2008 – Stuart Dew (Hawthorn)
WINNER: Luke Hodge (Hawthorn)
Name me a better five-minute purple patch in a Grand Final than Stewy Dew in 2008?
Big bloke dominating and ensuring the Hawks caused one of the great Grand Final upsets.
Not to take anything away from Luke Hodge, but when anyone thinks of the 2008 Grand Final – Stuart Dew is always the first player that comes to mind.
2009 – Jason Gram (St Kilda)
WINNER: Paul Chapman (Geelong)
This blog is meant to focus on hypothetical Norm Smith Medal robberies, however, in the case of St Kilda’s Jason Gram this is 100% a legitimate case.
Gram tied with Norm Smith medalist Paul Chapman, but lost due to a dodgy countback system.
In fact, Jason Gram received votes from all five judges, whereas Paul Chapman got best-afield honours from three.
The Brownlow medal used to have a countback system in the event of a tie, but it was scrapped in 1980.
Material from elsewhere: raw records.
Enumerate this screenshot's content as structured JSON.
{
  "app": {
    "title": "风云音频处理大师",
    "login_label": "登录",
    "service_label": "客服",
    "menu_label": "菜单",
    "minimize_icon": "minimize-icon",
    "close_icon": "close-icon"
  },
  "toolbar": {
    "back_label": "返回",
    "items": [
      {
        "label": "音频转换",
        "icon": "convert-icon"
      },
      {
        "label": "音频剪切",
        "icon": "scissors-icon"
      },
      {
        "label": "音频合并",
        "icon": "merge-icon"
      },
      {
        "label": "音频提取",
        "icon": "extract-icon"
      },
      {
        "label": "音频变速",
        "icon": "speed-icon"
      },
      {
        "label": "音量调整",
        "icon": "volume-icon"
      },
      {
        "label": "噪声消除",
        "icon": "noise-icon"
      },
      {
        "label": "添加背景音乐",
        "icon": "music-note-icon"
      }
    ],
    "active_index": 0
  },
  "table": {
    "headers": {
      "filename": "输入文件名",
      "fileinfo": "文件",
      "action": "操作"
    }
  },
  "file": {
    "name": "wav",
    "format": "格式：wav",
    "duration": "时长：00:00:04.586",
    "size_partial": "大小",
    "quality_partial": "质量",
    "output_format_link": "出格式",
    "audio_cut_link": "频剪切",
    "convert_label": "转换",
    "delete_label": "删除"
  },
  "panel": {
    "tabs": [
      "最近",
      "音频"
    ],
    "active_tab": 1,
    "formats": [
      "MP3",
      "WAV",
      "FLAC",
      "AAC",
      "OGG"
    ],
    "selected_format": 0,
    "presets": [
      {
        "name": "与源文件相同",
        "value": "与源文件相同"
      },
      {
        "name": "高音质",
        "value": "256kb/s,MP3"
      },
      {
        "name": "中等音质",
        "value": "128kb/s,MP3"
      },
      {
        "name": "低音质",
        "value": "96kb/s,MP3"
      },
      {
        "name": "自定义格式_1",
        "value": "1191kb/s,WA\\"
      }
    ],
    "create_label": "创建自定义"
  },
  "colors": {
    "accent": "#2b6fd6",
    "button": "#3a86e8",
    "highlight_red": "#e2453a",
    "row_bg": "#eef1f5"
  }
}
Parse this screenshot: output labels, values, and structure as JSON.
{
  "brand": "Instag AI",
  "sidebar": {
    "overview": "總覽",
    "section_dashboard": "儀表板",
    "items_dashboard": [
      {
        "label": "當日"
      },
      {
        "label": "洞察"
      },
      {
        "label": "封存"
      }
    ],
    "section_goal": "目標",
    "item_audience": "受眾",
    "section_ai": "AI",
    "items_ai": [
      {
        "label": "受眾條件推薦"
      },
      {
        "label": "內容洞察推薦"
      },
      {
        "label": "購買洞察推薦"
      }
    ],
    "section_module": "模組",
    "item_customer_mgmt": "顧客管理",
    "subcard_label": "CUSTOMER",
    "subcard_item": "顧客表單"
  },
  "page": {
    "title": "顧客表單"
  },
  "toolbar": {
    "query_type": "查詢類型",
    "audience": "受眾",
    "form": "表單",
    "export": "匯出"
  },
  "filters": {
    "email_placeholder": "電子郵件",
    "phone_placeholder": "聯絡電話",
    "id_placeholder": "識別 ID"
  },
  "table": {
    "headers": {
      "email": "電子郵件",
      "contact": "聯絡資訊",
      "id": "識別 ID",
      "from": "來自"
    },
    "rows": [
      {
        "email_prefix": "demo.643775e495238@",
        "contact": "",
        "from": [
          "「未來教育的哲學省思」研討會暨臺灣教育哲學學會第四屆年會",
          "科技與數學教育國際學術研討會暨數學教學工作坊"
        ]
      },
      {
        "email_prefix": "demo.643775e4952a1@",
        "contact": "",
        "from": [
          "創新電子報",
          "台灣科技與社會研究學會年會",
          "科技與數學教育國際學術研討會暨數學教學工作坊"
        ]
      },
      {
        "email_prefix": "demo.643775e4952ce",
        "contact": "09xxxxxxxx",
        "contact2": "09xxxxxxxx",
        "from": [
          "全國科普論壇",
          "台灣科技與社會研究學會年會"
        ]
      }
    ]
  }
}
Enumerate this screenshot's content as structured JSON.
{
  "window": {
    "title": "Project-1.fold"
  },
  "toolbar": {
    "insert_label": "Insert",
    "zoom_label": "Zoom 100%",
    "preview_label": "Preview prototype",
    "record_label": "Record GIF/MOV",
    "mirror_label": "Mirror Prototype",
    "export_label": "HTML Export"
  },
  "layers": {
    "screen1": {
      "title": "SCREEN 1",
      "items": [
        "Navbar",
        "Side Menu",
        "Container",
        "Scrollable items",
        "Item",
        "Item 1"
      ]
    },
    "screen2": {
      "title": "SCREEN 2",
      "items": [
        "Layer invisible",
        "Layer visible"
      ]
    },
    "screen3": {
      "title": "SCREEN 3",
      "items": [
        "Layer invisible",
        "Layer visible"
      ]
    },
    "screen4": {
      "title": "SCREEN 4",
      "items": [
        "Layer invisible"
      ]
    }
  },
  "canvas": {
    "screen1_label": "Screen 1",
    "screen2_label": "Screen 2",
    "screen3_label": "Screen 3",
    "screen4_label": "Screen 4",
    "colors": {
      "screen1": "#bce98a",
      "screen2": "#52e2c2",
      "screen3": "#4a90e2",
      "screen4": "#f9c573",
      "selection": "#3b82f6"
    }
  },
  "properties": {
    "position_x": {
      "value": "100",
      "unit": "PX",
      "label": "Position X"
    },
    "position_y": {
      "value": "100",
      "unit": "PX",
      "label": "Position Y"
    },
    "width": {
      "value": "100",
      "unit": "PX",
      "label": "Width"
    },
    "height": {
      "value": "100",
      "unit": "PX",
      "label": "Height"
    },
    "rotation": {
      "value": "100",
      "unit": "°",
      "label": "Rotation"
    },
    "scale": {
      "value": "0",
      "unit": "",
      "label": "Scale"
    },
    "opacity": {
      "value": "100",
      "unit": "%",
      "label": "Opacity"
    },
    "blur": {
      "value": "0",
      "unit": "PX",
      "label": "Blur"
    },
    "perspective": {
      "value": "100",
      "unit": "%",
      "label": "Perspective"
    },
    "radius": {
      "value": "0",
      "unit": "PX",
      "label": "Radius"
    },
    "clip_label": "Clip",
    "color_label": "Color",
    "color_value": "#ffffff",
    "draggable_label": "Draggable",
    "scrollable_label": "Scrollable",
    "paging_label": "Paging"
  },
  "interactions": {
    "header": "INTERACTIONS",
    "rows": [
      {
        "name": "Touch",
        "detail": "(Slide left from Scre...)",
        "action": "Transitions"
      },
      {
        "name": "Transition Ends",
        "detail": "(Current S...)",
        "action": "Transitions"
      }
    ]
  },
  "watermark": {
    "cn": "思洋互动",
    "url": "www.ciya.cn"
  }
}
In 1989, the then VFL awarded retrospective Brownlow medals to players who missed out due to the countback system.
They (the AFL) should do the same for the Norm Smith and give Jason Gram the medal he deserves.
We’ve found the tweet from St Kilda’s official account after the 2009 Grand Final in the very early days of Twitter announcing that Gram had tied with Champman, but there was nowhere near enough followers to consitute an outright blow up that the website is prone to in this day and age.
2010 DRAW – Brendon Goddard (St Kilda)
WINNER: Lenny Hayes (St Kilda)
Had the ball not bounced and the Saints won the 2010 Grand Final, the efforts of Brendon Goddard would be the stuff of legend.
His mark would be more a significant than Alex Jesaulenko and everyone would be asking why he didn’t win the Norm Smith, but we’ll never know.
2015 – Sam Mitchell (Hawthorn)
WINNER: Cyril Rioli (Hawthorn)
Bruce McAvaney, if you’re reading this, remember, this is just a discussion and not actually binding.
Mitchell missed out on the Brownlow earlier in the week and was outshined by Cyril in the Hawks demolition of West Coast back in 2015.
Perhaps we were inspired to name Sam Mitchell by yet another tweet we found from our archives about this Ladbrokes punter who backed Mitchell for the Norm Smith that day 👇
2016 – Tom Boyd (Western Bulldogs)
WINNER: Jason Johannisen (Western Bulldogs)
If I’m thinking of a player who stood up when it counted in the 2016 Grand Final – Tom Boyd is the first one that comes to mind.
Sure, Jason Johannisen, was awesome that day as was Liam Picken, but Boyd should be a Norm Smith Medalist.
Much was made about what the Dogs had to pay to get Tom Boyd from GWS, but his performance in 2016 was worth every cent.
2017 & 2019 – Bachar Houli (Richmond)
WINNER: Dustin Martin (Richmond)
Bachar Houli was robbed in either or both 2017 and 2019, however, being bridesmaid to arguably one of the greatest finals performers of all-time in Dustin Martin is no mean feat.
In 2017, Houli received 10 Norm Smith Medal votes, finishing three behind Dusty.
For all intents and purposes, there’s no denying Dusty the Norm Smith in 2019, but yet again Bachar Houli came second to him in the votes after picking a team-high 26 disposals.
The fact that Marlion Pickett, on debut in the Grand Final, finished third in the Norm Smith Votes is truly amazing.